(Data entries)
--*--
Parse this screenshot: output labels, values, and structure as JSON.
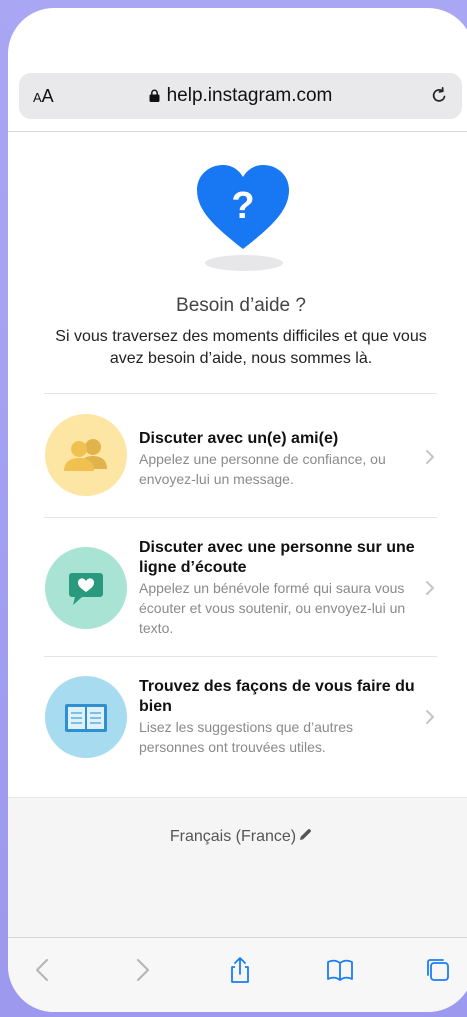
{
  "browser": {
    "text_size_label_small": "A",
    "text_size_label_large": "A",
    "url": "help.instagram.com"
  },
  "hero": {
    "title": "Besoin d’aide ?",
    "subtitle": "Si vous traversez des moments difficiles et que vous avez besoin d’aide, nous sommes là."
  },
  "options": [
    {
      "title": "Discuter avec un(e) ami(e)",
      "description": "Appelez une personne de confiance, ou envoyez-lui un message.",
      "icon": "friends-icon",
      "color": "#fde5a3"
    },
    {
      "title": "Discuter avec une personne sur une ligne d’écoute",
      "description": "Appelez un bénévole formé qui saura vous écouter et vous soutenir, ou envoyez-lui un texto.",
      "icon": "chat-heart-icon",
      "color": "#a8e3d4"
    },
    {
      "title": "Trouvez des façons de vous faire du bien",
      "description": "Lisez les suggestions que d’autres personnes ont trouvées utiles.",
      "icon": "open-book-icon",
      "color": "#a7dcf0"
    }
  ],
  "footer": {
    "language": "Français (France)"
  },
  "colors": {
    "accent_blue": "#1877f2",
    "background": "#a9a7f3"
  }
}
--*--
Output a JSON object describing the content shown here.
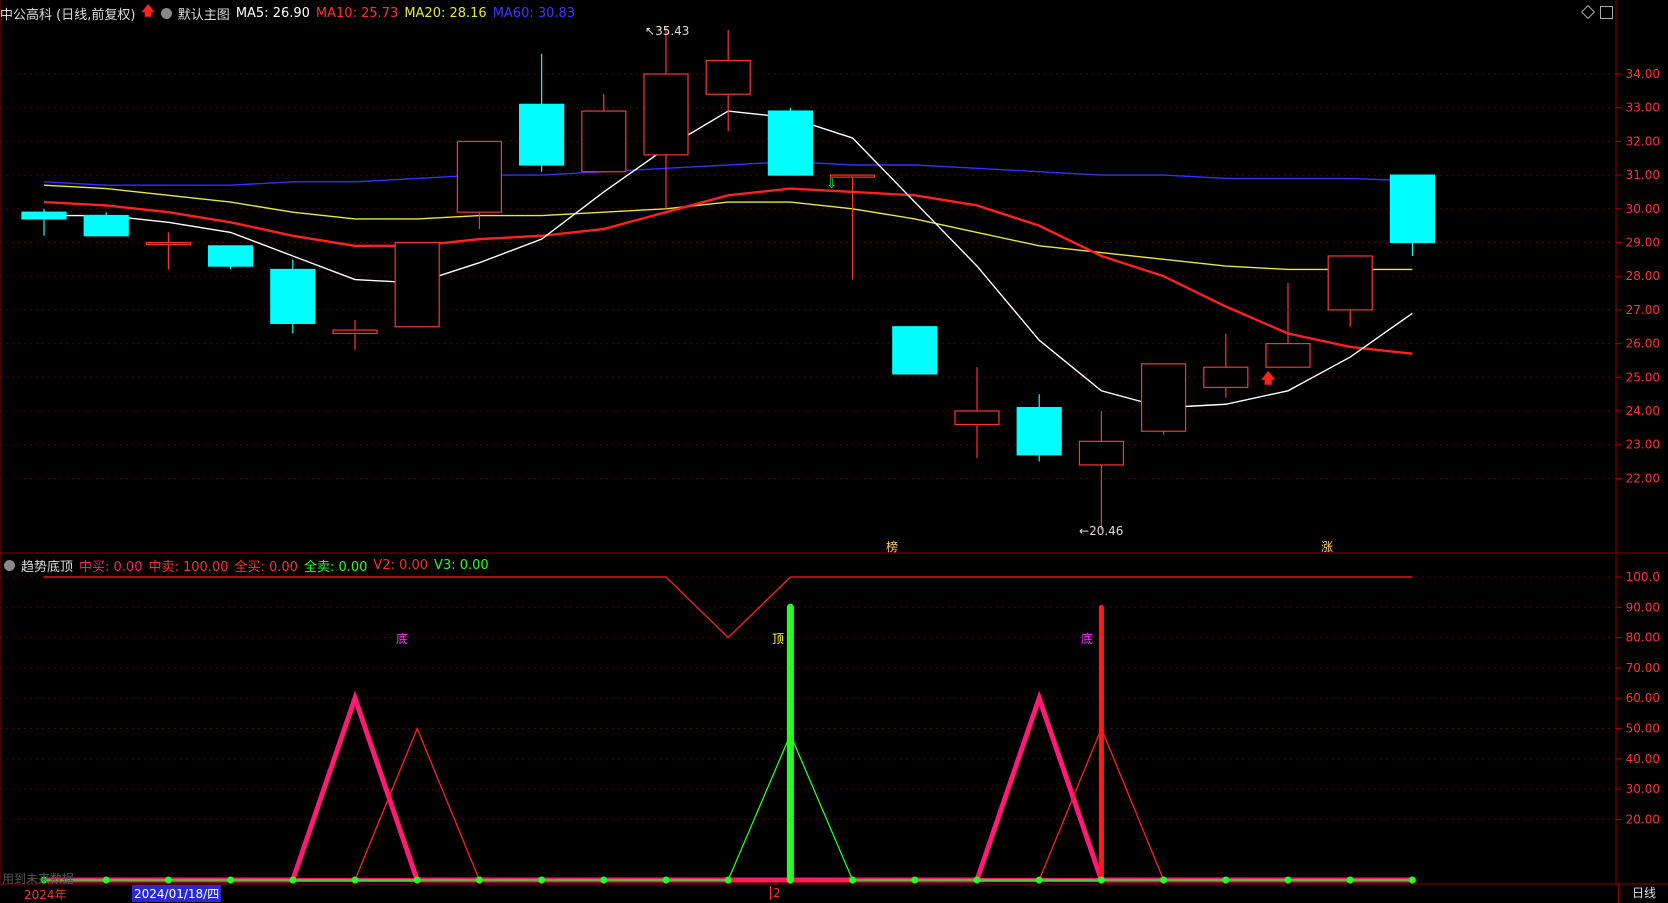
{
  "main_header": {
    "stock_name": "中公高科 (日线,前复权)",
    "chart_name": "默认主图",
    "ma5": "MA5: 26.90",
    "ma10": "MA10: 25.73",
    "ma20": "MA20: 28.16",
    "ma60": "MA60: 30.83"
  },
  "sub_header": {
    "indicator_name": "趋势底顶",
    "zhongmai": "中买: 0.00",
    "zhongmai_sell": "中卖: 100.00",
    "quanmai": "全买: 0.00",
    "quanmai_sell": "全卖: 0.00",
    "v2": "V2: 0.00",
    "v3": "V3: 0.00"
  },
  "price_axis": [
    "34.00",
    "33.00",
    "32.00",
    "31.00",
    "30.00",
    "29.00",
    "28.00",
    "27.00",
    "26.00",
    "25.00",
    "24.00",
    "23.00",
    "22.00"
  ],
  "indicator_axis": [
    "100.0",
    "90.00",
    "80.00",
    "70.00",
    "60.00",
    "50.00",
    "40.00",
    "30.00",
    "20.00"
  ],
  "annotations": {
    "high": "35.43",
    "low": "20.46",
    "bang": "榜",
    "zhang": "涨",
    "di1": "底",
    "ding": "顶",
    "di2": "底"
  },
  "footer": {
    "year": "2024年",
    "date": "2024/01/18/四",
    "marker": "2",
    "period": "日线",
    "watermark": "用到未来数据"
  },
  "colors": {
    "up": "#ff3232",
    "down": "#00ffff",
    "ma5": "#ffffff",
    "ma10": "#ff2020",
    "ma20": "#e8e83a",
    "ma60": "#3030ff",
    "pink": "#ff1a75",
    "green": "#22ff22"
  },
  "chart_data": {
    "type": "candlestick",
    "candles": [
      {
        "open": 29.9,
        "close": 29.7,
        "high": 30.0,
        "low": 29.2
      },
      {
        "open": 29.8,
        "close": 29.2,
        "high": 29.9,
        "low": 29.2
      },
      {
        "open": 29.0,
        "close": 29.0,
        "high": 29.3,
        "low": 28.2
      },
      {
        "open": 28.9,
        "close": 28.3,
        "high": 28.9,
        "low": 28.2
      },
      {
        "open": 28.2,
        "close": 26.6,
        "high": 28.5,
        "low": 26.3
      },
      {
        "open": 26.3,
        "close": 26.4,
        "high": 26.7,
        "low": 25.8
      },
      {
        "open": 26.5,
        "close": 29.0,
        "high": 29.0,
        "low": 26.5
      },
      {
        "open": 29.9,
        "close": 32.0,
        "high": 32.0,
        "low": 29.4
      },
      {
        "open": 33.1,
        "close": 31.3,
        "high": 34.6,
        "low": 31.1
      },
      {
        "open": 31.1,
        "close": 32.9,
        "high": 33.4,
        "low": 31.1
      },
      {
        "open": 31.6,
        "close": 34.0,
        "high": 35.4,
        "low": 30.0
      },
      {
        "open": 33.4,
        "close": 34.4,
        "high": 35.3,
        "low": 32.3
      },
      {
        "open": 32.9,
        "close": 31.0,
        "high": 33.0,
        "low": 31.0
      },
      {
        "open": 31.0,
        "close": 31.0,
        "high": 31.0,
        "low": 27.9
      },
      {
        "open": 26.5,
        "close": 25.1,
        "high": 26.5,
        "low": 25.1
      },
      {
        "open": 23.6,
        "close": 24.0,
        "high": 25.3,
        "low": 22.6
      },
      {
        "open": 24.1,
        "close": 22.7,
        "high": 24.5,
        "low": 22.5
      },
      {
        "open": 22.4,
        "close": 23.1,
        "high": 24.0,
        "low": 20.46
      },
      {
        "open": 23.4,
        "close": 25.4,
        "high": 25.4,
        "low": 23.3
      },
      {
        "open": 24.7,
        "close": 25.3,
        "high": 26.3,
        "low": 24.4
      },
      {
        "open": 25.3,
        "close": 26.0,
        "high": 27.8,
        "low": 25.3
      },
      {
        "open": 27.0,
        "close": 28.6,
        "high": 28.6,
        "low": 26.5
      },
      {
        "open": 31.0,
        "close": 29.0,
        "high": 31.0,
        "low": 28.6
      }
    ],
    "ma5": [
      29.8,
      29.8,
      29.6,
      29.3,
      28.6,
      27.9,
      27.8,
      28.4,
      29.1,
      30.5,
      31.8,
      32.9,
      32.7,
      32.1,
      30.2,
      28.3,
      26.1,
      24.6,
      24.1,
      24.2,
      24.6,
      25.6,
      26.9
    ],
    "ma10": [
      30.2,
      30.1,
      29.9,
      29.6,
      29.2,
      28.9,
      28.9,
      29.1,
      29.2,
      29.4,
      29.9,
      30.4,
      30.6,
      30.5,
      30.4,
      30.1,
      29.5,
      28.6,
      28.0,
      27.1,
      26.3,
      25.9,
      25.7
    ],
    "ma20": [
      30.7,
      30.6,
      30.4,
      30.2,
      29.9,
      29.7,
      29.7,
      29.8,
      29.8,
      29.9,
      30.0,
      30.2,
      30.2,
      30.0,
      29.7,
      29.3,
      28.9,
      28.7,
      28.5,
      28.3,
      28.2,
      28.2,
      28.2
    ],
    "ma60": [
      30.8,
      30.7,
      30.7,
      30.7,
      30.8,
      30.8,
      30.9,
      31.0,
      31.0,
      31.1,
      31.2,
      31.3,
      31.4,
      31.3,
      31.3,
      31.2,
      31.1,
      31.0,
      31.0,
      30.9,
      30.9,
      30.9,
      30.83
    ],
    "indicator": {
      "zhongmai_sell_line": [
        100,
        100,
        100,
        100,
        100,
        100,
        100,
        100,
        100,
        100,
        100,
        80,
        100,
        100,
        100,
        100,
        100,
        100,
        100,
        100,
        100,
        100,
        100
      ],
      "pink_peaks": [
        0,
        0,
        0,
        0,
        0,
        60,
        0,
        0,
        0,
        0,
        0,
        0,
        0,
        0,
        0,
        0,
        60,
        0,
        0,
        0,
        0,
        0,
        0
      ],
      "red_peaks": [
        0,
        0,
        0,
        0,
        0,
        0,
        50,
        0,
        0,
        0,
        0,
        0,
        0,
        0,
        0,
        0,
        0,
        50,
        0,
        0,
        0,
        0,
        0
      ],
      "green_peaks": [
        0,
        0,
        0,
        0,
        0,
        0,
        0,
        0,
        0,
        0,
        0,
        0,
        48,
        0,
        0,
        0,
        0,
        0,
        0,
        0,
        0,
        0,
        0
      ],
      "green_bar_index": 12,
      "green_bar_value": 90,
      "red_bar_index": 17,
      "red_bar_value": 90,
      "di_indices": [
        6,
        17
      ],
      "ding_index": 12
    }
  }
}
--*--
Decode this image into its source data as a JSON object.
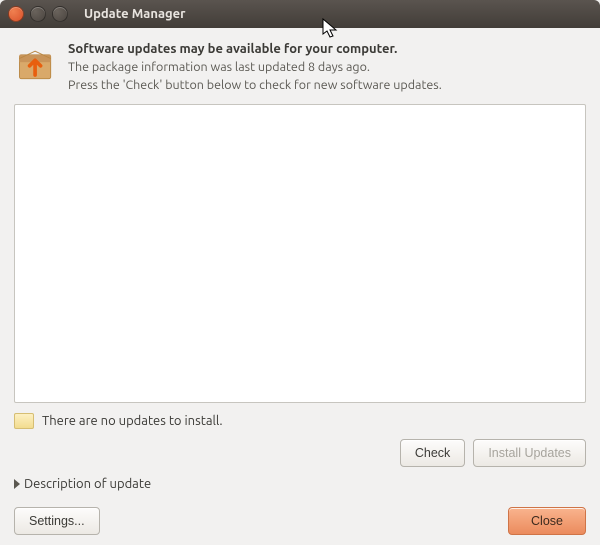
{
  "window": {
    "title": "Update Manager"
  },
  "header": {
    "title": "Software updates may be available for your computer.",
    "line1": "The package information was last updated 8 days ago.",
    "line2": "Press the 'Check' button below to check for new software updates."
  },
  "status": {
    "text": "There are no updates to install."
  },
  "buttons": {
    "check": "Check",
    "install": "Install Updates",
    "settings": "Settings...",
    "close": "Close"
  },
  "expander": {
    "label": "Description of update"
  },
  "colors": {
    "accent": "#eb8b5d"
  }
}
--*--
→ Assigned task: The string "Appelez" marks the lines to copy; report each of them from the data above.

→ Your solution:
      "description": "Appelez une personne de confiance, ou envoyez-lui un message.",
      "description": "Appelez un bénévole formé qui saura vous écouter et vous soutenir, ou envoyez-lui un texto.",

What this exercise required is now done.